(The subject line is in Swiss German, translated it means "a little braid." Zopf is a type of Swiss bread that looks like a braid. The diminutive form of words in Swiss German uses an umlaut and then adds -li at the end. This ends my geeky language moment.)
Well on Tuesday it poured rain the whole afternoon and I was NOT wearing the correct shoes. Poor things, they may never be the same again.
Wednesday was the exciting day. Sister Roffler got the petition approved for her visa! That means that now she can go to Bern and apply for a real, live visa to enter the US. Unfortunately, the visa didn't come in time for her to join her MTC group, so she will have to stay a little longer with us :) She will enter the MTC at the end of June. Wednesday afternoon we spent a good chunk of time in the mission office getting everything sorted out, hopefully we didn't miss anything! After our afternoon spent jumping through all sorts of bureaucratic hoops, we got to eat ice cream at G's ice cream shop. He's been investigating the church for about 10 years now. He's Italian :) It was the perfect ending to the day.
Thursday afternoon I got to witness a pretty cool miracle that actually started a couple weeks ago. Sister Roffler has a goal to talk to someone in every train she is in. It's something I really admire her for, because talking to people in trains is HARD. Any way, we were in a pretty packed U-Bahn train the other day. There was a man standing there that Sister Roffler thought she should talk to, but she didn't get up the courage until we were getting out of the train, so she just handed him a card. And then that evening, he called us! His name is V. We set up an appointment to visit him on Thursday. On the phone before we came he told us "I have a surprise for you"--- oookaaay.

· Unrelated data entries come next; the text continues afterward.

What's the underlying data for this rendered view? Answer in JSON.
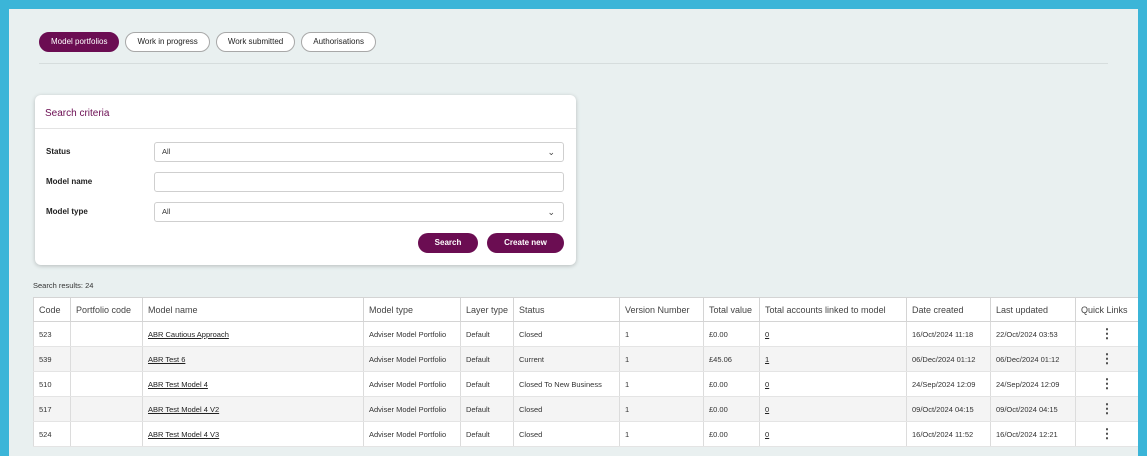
{
  "tabs": [
    {
      "label": "Model portfolios",
      "active": true
    },
    {
      "label": "Work in progress",
      "active": false
    },
    {
      "label": "Work submitted",
      "active": false
    },
    {
      "label": "Authorisations",
      "active": false
    }
  ],
  "search": {
    "title": "Search criteria",
    "status_label": "Status",
    "status_value": "All",
    "model_name_label": "Model name",
    "model_name_value": "",
    "model_type_label": "Model type",
    "model_type_value": "All",
    "search_button": "Search",
    "create_button": "Create new"
  },
  "results": {
    "summary": "Search results: 24",
    "columns": [
      "Code",
      "Portfolio code",
      "Model name",
      "Model type",
      "Layer type",
      "Status",
      "Version Number",
      "Total value",
      "Total accounts linked to model",
      "Date created",
      "Last updated",
      "Quick Links"
    ],
    "rows": [
      {
        "code": "523",
        "portfolio_code": "",
        "model_name": "ABR Cautious Approach",
        "model_type": "Adviser Model Portfolio",
        "layer_type": "Default",
        "status": "Closed",
        "version": "1",
        "total_value": "£0.00",
        "accounts": "0",
        "created": "16/Oct/2024 11:18",
        "updated": "22/Oct/2024 03:53"
      },
      {
        "code": "539",
        "portfolio_code": "",
        "model_name": "ABR Test 6",
        "model_type": "Adviser Model Portfolio",
        "layer_type": "Default",
        "status": "Current",
        "version": "1",
        "total_value": "£45.06",
        "accounts": "1",
        "created": "06/Dec/2024 01:12",
        "updated": "06/Dec/2024 01:12"
      },
      {
        "code": "510",
        "portfolio_code": "",
        "model_name": "ABR Test Model 4",
        "model_type": "Adviser Model Portfolio",
        "layer_type": "Default",
        "status": "Closed To New Business",
        "version": "1",
        "total_value": "£0.00",
        "accounts": "0",
        "created": "24/Sep/2024 12:09",
        "updated": "24/Sep/2024 12:09"
      },
      {
        "code": "517",
        "portfolio_code": "",
        "model_name": "ABR Test Model 4 V2",
        "model_type": "Adviser Model Portfolio",
        "layer_type": "Default",
        "status": "Closed",
        "version": "1",
        "total_value": "£0.00",
        "accounts": "0",
        "created": "09/Oct/2024 04:15",
        "updated": "09/Oct/2024 04:15"
      },
      {
        "code": "524",
        "portfolio_code": "",
        "model_name": "ABR Test Model 4 V3",
        "model_type": "Adviser Model Portfolio",
        "layer_type": "Default",
        "status": "Closed",
        "version": "1",
        "total_value": "£0.00",
        "accounts": "0",
        "created": "16/Oct/2024 11:52",
        "updated": "16/Oct/2024 12:21"
      }
    ]
  },
  "icons": {
    "chevron": "⌄",
    "kebab": "⋮"
  },
  "colors": {
    "brand": "#6b0d52",
    "frame": "#3bb5d8",
    "page_bg": "#e9f0f0"
  }
}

So we were a little apprehensive. We get to his apartment and start talking to him and getting to know him. It was strange because he would use words like "gospel" and "sacrifice" and kept calling us "Schwester" (most people don't read our tags that clearly). So as he was telling us about his life, he talked about how he grew up in Berlin. He had a nephew who joined the church. Then he said "and then my nephew baptized me" WHAT?!? Turns out he has been a member of the church since he was 20. He has read the Book of Mormon twice (granted while he was in prison, but that's a different story). He has had a really hard life, and I think even a few months earlier he wouldn't have been willing to start meeting with missionaries. I just can't believe that we actually found him on the U-Bahn in Munich. I don't know how many thousands of trains run throughout the city every day, every few minutes. And he happened to be in our train. And Sister Roffler was trying her best to accomplish the goal she had set. It's amazing how little the Lord needs to work with to produce great miracles.

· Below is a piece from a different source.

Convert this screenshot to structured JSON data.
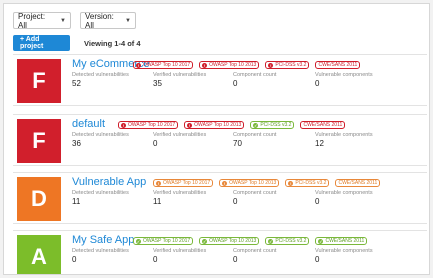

Saturday we had a Straßenausstellung (Road Show---don't think they really do these in the U.S.) Basically we just go to a square in Munich. We have a little display we set up and then we spend four hours talking to people. It was really nice weather. After wards we went to play soccer with the JAEs (another miracle-we found someone to invite at the last minute because our investigator canceled on us, meaning we couldn't go). I don't know how long it's been since I've played soccer. It felt really good.
Ich bin so dankbar, auf Mission zu sein. Es ist ein einzigartig Gelegenheit. Ich weiß, dass wenn wir den Herrn folgen, wird er uns segnen.
(I am so thankful to be on a mission. It is a special opportunity. I know that when we follow the Savior he will bless us.)
Alles Gute! Tschüss!